Various news sources, including Anthony Mitchell of the CBC, are reporting on a new find made by researcher’s from the Cleveland Museum of Natural History that has been whispered around the halls here for the past week.
Tibia of new hominid
Yohannes Haile-Selassie, an Ethiopian scientist and curator at the Cleveland Museum of Natural History as well a co-leader of the discovery team believes that they have found the fossilized remains of what they believe is humankind's first walking ancestor, a hominid that lived in the wooded grasslands of the Horn of Africa nearly 4 million years ago. The bones were discovered in February at a new site called Mille, in the northeastern Afar region of Ethiopia, said Bruce Latimer, director of the Cleveland Museum of Natural History in the U.S. state of Ohio. They are estimated to be 3.8-4 million years old.
The fossils include a complete tibia from the lower part of the leg, parts of a thighbone, ribs, vertebrae, a collarbone, pelvis and a complete shoulder blade, or scapula. There is also an anklebone which, with the tibia, proves the creature walked upright, said Latimer, co-leader of the team that discovered the fossils.
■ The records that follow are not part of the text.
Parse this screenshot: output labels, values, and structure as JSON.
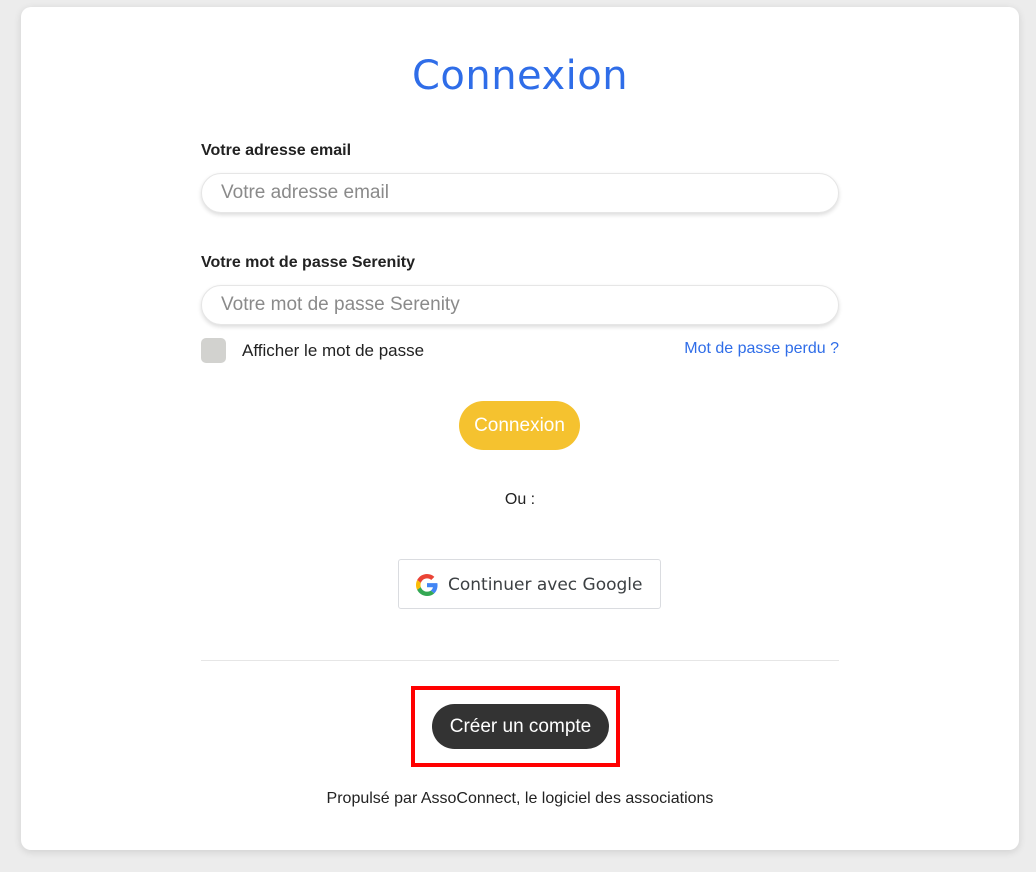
{
  "title": "Connexion",
  "email": {
    "label": "Votre adresse email",
    "placeholder": "Votre adresse email",
    "value": ""
  },
  "password": {
    "label": "Votre mot de passe Serenity",
    "placeholder": "Votre mot de passe Serenity",
    "value": ""
  },
  "show_password": {
    "label": "Afficher le mot de passe",
    "checked": false
  },
  "forgot_password": "Mot de passe perdu ?",
  "login_button": "Connexion",
  "or_text": "Ou :",
  "google_button": {
    "label": "Continuer avec Google",
    "icon": "google-icon"
  },
  "create_account_button": "Créer un compte",
  "footer": "Propulsé par AssoConnect, le logiciel des associations",
  "colors": {
    "title": "#2f6de8",
    "login_button": "#f5c22f",
    "create_button": "#333333",
    "highlight": "#ff0000"
  }
}
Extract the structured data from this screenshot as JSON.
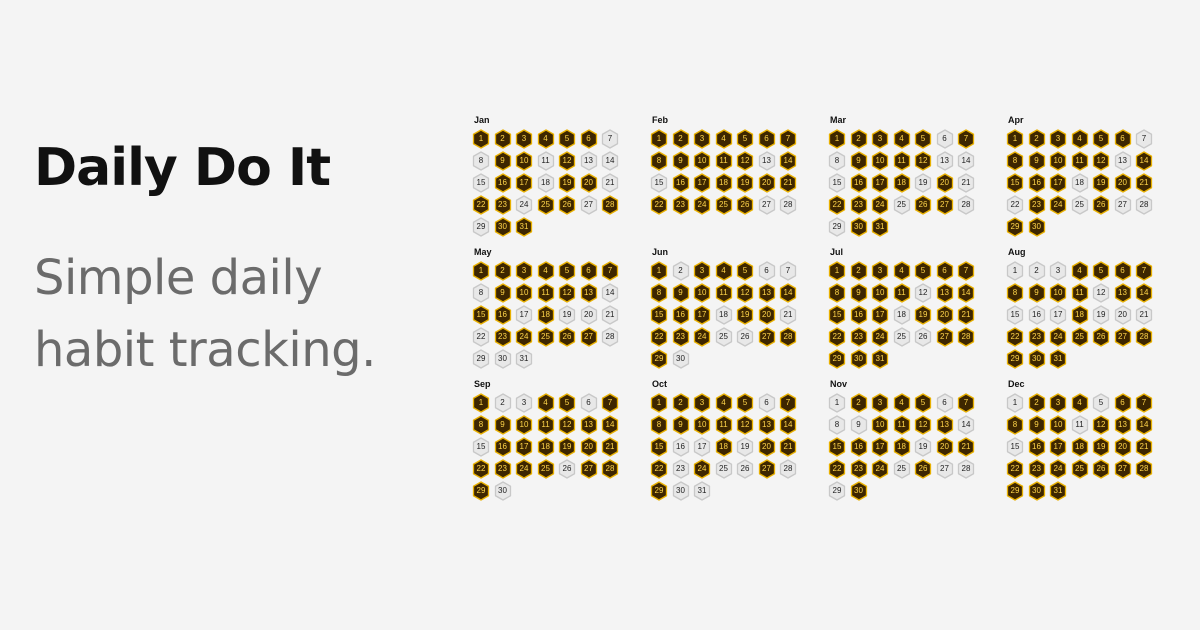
{
  "hero": {
    "title": "Daily Do It",
    "tagline": "Simple daily habit tracking."
  },
  "colors": {
    "background": "#f4f4f4",
    "done_fill": "#3d2600",
    "done_stroke": "#e8b000",
    "done_text": "#ffd54a",
    "todo_fill": "#e8e8e8",
    "todo_stroke": "#c8c8c8",
    "todo_text": "#222222"
  },
  "months": [
    {
      "name": "Jan",
      "days": 31,
      "done": [
        1,
        2,
        3,
        4,
        5,
        6,
        9,
        10,
        12,
        16,
        17,
        19,
        20,
        22,
        23,
        25,
        26,
        28,
        30,
        31
      ]
    },
    {
      "name": "Feb",
      "days": 28,
      "done": [
        1,
        2,
        3,
        4,
        5,
        6,
        7,
        8,
        9,
        10,
        11,
        12,
        14,
        16,
        17,
        18,
        19,
        20,
        21,
        22,
        23,
        24,
        25,
        26
      ]
    },
    {
      "name": "Mar",
      "days": 31,
      "done": [
        1,
        2,
        3,
        4,
        5,
        7,
        9,
        10,
        11,
        12,
        16,
        17,
        18,
        20,
        22,
        23,
        24,
        26,
        27,
        30,
        31
      ]
    },
    {
      "name": "Apr",
      "days": 30,
      "done": [
        1,
        2,
        3,
        4,
        5,
        6,
        8,
        9,
        10,
        11,
        12,
        14,
        15,
        16,
        17,
        19,
        20,
        21,
        23,
        24,
        26,
        29,
        30
      ]
    },
    {
      "name": "May",
      "days": 31,
      "done": [
        1,
        2,
        3,
        4,
        5,
        6,
        7,
        9,
        10,
        11,
        12,
        13,
        15,
        16,
        18,
        23,
        24,
        25,
        26,
        27
      ]
    },
    {
      "name": "Jun",
      "days": 30,
      "done": [
        1,
        3,
        4,
        5,
        8,
        9,
        10,
        11,
        12,
        13,
        14,
        15,
        16,
        17,
        19,
        20,
        22,
        23,
        24,
        27,
        28,
        29
      ]
    },
    {
      "name": "Jul",
      "days": 31,
      "done": [
        1,
        2,
        3,
        4,
        5,
        6,
        7,
        8,
        9,
        10,
        11,
        13,
        14,
        15,
        16,
        17,
        19,
        20,
        21,
        22,
        23,
        24,
        27,
        28,
        29,
        30,
        31
      ]
    },
    {
      "name": "Aug",
      "days": 31,
      "done": [
        4,
        5,
        6,
        7,
        8,
        9,
        10,
        11,
        13,
        14,
        18,
        22,
        23,
        24,
        25,
        26,
        27,
        28,
        29,
        30,
        31
      ]
    },
    {
      "name": "Sep",
      "days": 30,
      "done": [
        1,
        4,
        5,
        7,
        8,
        9,
        10,
        11,
        12,
        13,
        14,
        16,
        17,
        18,
        19,
        20,
        21,
        22,
        23,
        24,
        25,
        27,
        28,
        29
      ]
    },
    {
      "name": "Oct",
      "days": 31,
      "done": [
        1,
        2,
        3,
        4,
        5,
        7,
        8,
        9,
        10,
        11,
        12,
        13,
        14,
        15,
        18,
        20,
        21,
        22,
        24,
        27,
        29
      ]
    },
    {
      "name": "Nov",
      "days": 30,
      "done": [
        2,
        3,
        4,
        5,
        7,
        10,
        11,
        12,
        13,
        15,
        16,
        17,
        18,
        20,
        21,
        22,
        23,
        24,
        26,
        30
      ]
    },
    {
      "name": "Dec",
      "days": 31,
      "done": [
        2,
        3,
        4,
        6,
        7,
        8,
        9,
        10,
        12,
        13,
        14,
        16,
        17,
        18,
        19,
        20,
        21,
        22,
        23,
        24,
        25,
        26,
        27,
        28,
        29,
        30,
        31
      ]
    }
  ]
}
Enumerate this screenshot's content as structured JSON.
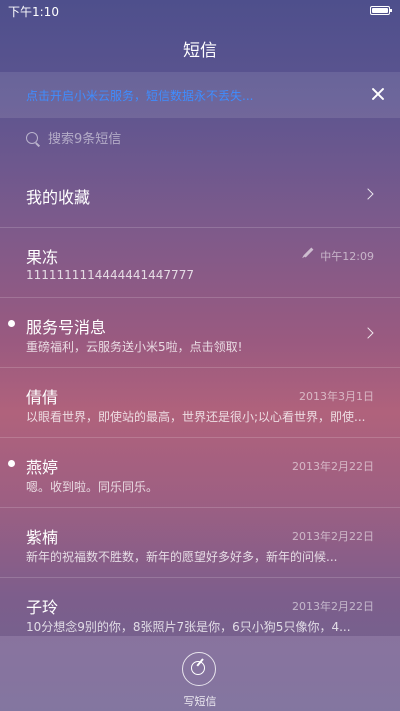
{
  "status_bar": {
    "time": "下午1:10"
  },
  "header": {
    "title": "短信"
  },
  "banner": {
    "text": "点击开启小米云服务，短信数据永不丢失..."
  },
  "search": {
    "placeholder": "搜索9条短信"
  },
  "favorites": {
    "label": "我的收藏"
  },
  "threads": [
    {
      "name": "果冻",
      "preview": "1111111114444441447777",
      "date": "中午12:09",
      "unread": false,
      "draft": true,
      "chevron": false
    },
    {
      "name": "服务号消息",
      "preview": "重磅福利，云服务送小米5啦，点击领取!",
      "date": "",
      "unread": true,
      "draft": false,
      "chevron": true
    },
    {
      "name": "倩倩",
      "preview": "以眼看世界，即使站的最高，世界还是很小;以心看世界，即使...",
      "date": "2013年3月1日",
      "unread": false,
      "draft": false,
      "chevron": false
    },
    {
      "name": "燕婷",
      "preview": "嗯。收到啦。同乐同乐。",
      "date": "2013年2月22日",
      "unread": true,
      "draft": false,
      "chevron": false
    },
    {
      "name": "紫楠",
      "preview": "新年的祝福数不胜数，新年的愿望好多好多，新年的问候...",
      "date": "2013年2月22日",
      "unread": false,
      "draft": false,
      "chevron": false
    },
    {
      "name": "子玲",
      "preview": "10分想念9别的你，8张照片7张是你，6只小狗5只像你，4...",
      "date": "2013年2月22日",
      "unread": false,
      "draft": false,
      "chevron": false
    }
  ],
  "bottom": {
    "compose_label": "写短信"
  },
  "icons": {
    "battery": "battery-icon",
    "close": "close-icon",
    "search": "search-icon",
    "chevron": "chevron-right-icon",
    "draft": "pencil-icon",
    "compose": "compose-icon"
  },
  "colors": {
    "banner_link": "#3f8dff"
  }
}
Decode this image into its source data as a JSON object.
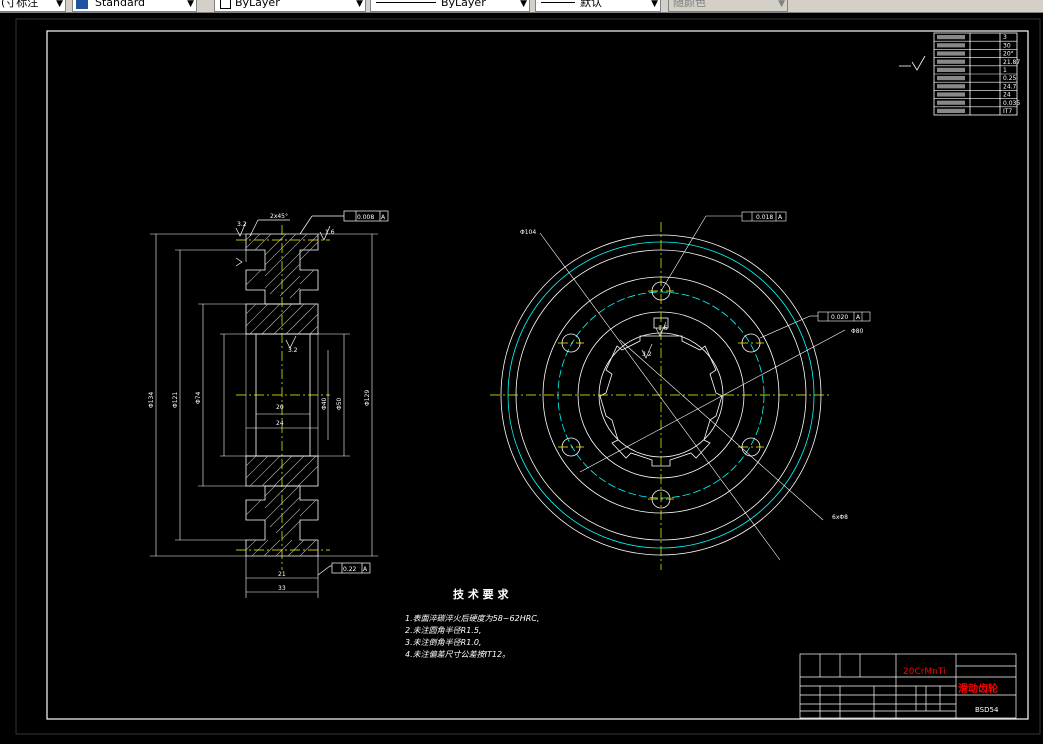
{
  "toolbar": {
    "dimstyle": "(寸标注",
    "textstyle": "Standard",
    "layer_color": "ByLayer",
    "linetype": "ByLayer",
    "lineweight": "默认",
    "plotstyle": "随颜色"
  },
  "drawing": {
    "tech_title": "技 术 要 求",
    "notes": [
      "1.表面淬碳淬火后硬度为58~62HRC,",
      "2.未注圆角半径R1.5,",
      "3.未注倒角半径R1.0,",
      "4.未注偏差尺寸公差按IT12。"
    ],
    "gear_table_vals": [
      "3",
      "30",
      "20°",
      "21.87",
      "1",
      "0.25",
      "24.7",
      "24",
      "0.035",
      "IT7"
    ],
    "material": "20CrMnTi",
    "part_name": "滑动齿轮",
    "drawing_no": "BSD54",
    "tol_left_top": "0.008",
    "tol_left_bottom": "0.22",
    "tol_right_top": "0.018",
    "tol_right_mid": "0.020",
    "dims_left": {
      "chamfer": "2x45°",
      "d_outer": "Φ134",
      "d_mid": "Φ121",
      "d_inner": "Φ74",
      "w_20": "20",
      "w_24": "24",
      "w_21": "21",
      "w_33": "33",
      "d_40": "Φ40",
      "d_50": "Φ50",
      "d_129": "Φ129",
      "r16": "1.6",
      "r32": "3.2"
    },
    "dims_right": {
      "d_outer": "Φ104",
      "d_bolt": "Φ80",
      "holes": "6xΦ8",
      "r32": "3.2",
      "r16": "1.6"
    }
  }
}
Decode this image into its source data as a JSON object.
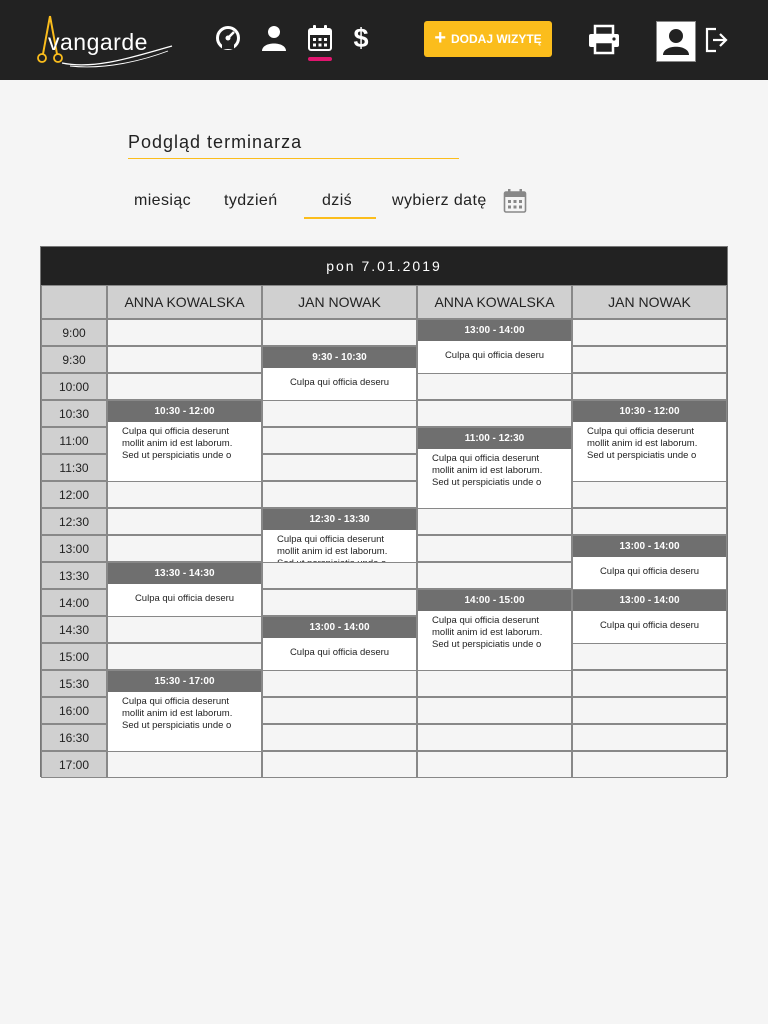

The bones are the latest in a growing collection of early human fragments that help explain the evolutionary history of man.
"Right now we can say this is the world's oldest bipedal and what makes this significant is because what makes us human is walking upright," Latimer said. "This new discovery will give us a picture of how walking upright occurred."
Paleontologists previously discovered in Ethiopia the remains of a hominid called Ardipithecus ramidus, a transitional creature with significant ape-like characteristics that lived as far back as 4.5 million years. Scientists know little about A. ramidus. A few skeletal fragments suggest it was even smaller than Australopithecus afarensis, the 3.2 million-year-old species widely known by the nearly complete "Lucy" fossil, which measures about 4 feet tall.
Scientists are yet to classify the new find, which they believe falls between A. ramidus and A. afarensis. The specimen is the only the fourth partial skeleton ever to be discovered that is older than 3 million years. It was found after two months of excavation at Mille, 37 miles from the famous Lucy discovery.